What you need to do: Write out all the material verbatim, line by line.

Provided data:
===

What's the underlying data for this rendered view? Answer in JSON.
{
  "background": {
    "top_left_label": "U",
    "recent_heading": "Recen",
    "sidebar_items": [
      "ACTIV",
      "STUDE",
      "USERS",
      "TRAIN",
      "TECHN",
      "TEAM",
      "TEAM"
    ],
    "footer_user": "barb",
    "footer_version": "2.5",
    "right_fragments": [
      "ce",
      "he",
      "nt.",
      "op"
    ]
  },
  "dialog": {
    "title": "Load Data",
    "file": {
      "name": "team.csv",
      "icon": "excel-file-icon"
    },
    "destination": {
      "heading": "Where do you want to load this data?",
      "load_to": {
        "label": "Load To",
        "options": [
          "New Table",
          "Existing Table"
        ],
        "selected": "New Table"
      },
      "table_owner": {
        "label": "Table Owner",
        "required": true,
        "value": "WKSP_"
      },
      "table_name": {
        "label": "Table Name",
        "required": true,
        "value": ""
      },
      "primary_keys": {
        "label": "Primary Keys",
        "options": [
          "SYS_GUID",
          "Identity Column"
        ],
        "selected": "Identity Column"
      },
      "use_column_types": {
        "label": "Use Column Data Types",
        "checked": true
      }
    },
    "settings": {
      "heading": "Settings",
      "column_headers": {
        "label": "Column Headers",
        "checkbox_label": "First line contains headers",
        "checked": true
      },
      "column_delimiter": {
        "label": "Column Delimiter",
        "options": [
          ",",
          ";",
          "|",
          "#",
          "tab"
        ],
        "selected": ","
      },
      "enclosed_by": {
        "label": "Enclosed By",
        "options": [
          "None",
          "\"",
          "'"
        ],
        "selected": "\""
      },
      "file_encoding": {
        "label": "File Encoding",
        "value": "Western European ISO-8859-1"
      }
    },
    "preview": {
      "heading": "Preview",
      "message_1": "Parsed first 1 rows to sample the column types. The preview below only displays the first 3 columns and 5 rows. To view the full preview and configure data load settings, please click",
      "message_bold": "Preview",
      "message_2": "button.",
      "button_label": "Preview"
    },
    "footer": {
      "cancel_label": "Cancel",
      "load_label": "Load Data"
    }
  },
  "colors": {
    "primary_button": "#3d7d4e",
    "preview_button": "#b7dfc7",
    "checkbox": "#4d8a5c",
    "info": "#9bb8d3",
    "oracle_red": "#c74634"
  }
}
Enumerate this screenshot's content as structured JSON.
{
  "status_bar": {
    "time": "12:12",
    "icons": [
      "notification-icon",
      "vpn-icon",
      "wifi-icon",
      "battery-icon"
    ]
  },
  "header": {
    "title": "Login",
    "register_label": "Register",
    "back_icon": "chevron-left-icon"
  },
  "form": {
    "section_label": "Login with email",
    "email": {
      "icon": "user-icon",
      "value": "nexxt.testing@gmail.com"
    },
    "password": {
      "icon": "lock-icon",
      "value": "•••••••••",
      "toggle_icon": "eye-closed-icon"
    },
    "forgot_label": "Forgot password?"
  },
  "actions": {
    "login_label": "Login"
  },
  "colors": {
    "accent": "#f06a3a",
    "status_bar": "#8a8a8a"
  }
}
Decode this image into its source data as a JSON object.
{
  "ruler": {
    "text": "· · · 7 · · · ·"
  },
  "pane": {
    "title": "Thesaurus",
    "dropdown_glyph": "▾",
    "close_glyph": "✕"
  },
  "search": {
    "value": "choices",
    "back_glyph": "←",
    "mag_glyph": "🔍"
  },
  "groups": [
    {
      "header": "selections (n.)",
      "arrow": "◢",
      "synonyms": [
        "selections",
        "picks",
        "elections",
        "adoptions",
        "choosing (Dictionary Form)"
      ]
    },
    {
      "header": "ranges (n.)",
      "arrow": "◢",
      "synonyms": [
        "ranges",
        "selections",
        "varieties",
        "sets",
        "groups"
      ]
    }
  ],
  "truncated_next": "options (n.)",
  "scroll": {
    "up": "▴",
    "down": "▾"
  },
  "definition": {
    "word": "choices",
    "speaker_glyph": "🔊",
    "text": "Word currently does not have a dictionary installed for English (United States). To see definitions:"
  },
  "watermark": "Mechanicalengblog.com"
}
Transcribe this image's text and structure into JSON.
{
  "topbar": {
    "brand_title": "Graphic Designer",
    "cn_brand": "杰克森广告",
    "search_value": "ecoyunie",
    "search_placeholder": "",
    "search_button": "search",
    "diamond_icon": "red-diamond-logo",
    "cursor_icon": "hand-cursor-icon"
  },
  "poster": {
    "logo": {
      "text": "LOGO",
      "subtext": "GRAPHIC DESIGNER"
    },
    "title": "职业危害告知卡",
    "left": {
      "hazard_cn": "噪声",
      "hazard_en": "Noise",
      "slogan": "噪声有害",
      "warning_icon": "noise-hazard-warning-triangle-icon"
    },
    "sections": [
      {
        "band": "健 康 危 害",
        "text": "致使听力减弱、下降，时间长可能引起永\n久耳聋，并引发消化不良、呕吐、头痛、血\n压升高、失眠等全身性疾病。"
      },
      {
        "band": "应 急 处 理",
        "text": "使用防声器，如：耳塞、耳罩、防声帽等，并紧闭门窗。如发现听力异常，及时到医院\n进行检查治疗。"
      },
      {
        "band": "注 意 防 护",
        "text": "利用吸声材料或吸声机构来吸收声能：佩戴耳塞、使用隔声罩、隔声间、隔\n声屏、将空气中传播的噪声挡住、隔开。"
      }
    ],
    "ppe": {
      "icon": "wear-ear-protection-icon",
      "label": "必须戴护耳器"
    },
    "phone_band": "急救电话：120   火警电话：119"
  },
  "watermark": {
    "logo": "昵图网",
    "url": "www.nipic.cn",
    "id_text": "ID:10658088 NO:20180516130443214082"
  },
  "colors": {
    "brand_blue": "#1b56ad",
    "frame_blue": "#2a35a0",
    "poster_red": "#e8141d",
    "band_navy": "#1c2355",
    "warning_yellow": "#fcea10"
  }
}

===

Response to this task:
What's the underlying data for this rendered view? Answer in JSON.
{
  "background": {
    "top_left_label": "U",
    "recent_heading": "Recen",
    "sidebar_items": [
      "ACTIV",
      "STUDE",
      "USERS",
      "TRAIN",
      "TECHN",
      "TEAM",
      "TEAM"
    ],
    "footer_user": "barb",
    "footer_version": "2.5",
    "right_fragments": [
      "ce",
      "he",
      "nt.",
      "op"
    ]
  },
  "dialog": {
    "title": "Load Data",
    "file": {
      "name": "team.csv",
      "icon": "excel-file-icon"
    },
    "destination": {
      "heading": "Where do you want to load this data?",
      "load_to": {
        "label": "Load To",
        "options": [
          "New Table",
          "Existing Table"
        ],
        "selected": "New Table"
      },
      "table_owner": {
        "label": "Table Owner",
        "required": true,
        "value": "WKSP_"
      },
      "table_name": {
        "label": "Table Name",
        "required": true,
        "value": ""
      },
      "primary_keys": {
        "label": "Primary Keys",
        "options": [
          "SYS_GUID",
          "Identity Column"
        ],
        "selected": "Identity Column"
      },
      "use_column_types": {
        "label": "Use Column Data Types",
        "checked": true
      }
    },
    "settings": {
      "heading": "Settings",
      "column_headers": {
        "label": "Column Headers",
        "checkbox_label": "First line contains headers",
        "checked": true
      },
      "column_delimiter": {
        "label": "Column Delimiter",
        "options": [
          ",",
          ";",
          "|",
          "#",
          "tab"
        ],
        "selected": ","
      },
      "enclosed_by": {
        "label": "Enclosed By",
        "options": [
          "None",
          "\"",
          "'"
        ],
        "selected": "\""
      },
      "file_encoding": {
        "label": "File Encoding",
        "value": "Western European ISO-8859-1"
      }
    },
    "preview": {
      "heading": "Preview",
      "message_1": "Parsed first 1 rows to sample the column types. The preview below only displays the first 3 columns and 5 rows. To view the full preview and configure data load settings, please click",
      "message_bold": "Preview",
      "message_2": "button.",
      "button_label": "Preview"
    },
    "footer": {
      "cancel_label": "Cancel",
      "load_label": "Load Data"
    }
  },
  "colors": {
    "primary_button": "#3d7d4e",
    "preview_button": "#b7dfc7",
    "checkbox": "#4d8a5c",
    "info": "#9bb8d3",
    "oracle_red": "#c74634"
  }
}
Enumerate this screenshot's content as structured JSON.
{
  "status_bar": {
    "time": "12:12",
    "icons": [
      "notification-icon",
      "vpn-icon",
      "wifi-icon",
      "battery-icon"
    ]
  },
  "header": {
    "title": "Login",
    "register_label": "Register",
    "back_icon": "chevron-left-icon"
  },
  "form": {
    "section_label": "Login with email",
    "email": {
      "icon": "user-icon",
      "value": "nexxt.testing@gmail.com"
    },
    "password": {
      "icon": "lock-icon",
      "value": "•••••••••",
      "toggle_icon": "eye-closed-icon"
    },
    "forgot_label": "Forgot password?"
  },
  "actions": {
    "login_label": "Login"
  },
  "colors": {
    "accent": "#f06a3a",
    "status_bar": "#8a8a8a"
  }
}
Decode this image into its source data as a JSON object.
{
  "ruler": {
    "text": "· · · 7 · · · ·"
  },
  "pane": {
    "title": "Thesaurus",
    "dropdown_glyph": "▾",
    "close_glyph": "✕"
  },
  "search": {
    "value": "choices",
    "back_glyph": "←",
    "mag_glyph": "🔍"
  },
  "groups": [
    {
      "header": "selections (n.)",
      "arrow": "◢",
      "synonyms": [
        "selections",
        "picks",
        "elections",
        "adoptions",
        "choosing (Dictionary Form)"
      ]
    },
    {
      "header": "ranges (n.)",
      "arrow": "◢",
      "synonyms": [
        "ranges",
        "selections",
        "varieties",
        "sets",
        "groups"
      ]
    }
  ],
  "truncated_next": "options (n.)",
  "scroll": {
    "up": "▴",
    "down": "▾"
  },
  "definition": {
    "word": "choices",
    "speaker_glyph": "🔊",
    "text": "Word currently does not have a dictionary installed for English (United States). To see definitions:"
  },
  "watermark": "Mechanicalengblog.com"
}
Transcribe this image's text and structure into JSON.
{
  "topbar": {
    "brand_title": "Graphic Designer",
    "cn_brand": "杰克森广告",
    "search_value": "ecoyunie",
    "search_placeholder": "",
    "search_button": "search",
    "diamond_icon": "red-diamond-logo",
    "cursor_icon": "hand-cursor-icon"
  },
  "poster": {
    "logo": {
      "text": "LOGO",
      "subtext": "GRAPHIC DESIGNER"
    },
    "title": "职业危害告知卡",
    "left": {
      "hazard_cn": "噪声",
      "hazard_en": "Noise",
      "slogan": "噪声有害",
      "warning_icon": "noise-hazard-warning-triangle-icon"
    },
    "sections": [
      {
        "band": "健 康 危 害",
        "text": "致使听力减弱、下降，时间长可能引起永\n久耳聋，并引发消化不良、呕吐、头痛、血\n压升高、失眠等全身性疾病。"
      },
      {
        "band": "应 急 处 理",
        "text": "使用防声器，如：耳塞、耳罩、防声帽等，并紧闭门窗。如发现听力异常，及时到医院\n进行检查治疗。"
      },
      {
        "band": "注 意 防 护",
        "text": "利用吸声材料或吸声机构来吸收声能：佩戴耳塞、使用隔声罩、隔声间、隔\n声屏、将空气中传播的噪声挡住、隔开。"
      }
    ],
    "ppe": {
      "icon": "wear-ear-protection-icon",
      "label": "必须戴护耳器"
    },
    "phone_band": "急救电话：120   火警电话：119"
  },
  "watermark": {
    "logo": "昵图网",
    "url": "www.nipic.cn",
    "id_text": "ID:10658088 NO:20180516130443214082"
  },
  "colors": {
    "brand_blue": "#1b56ad",
    "frame_blue": "#2a35a0",
    "poster_red": "#e8141d",
    "band_navy": "#1c2355",
    "warning_yellow": "#fcea10"
  }
}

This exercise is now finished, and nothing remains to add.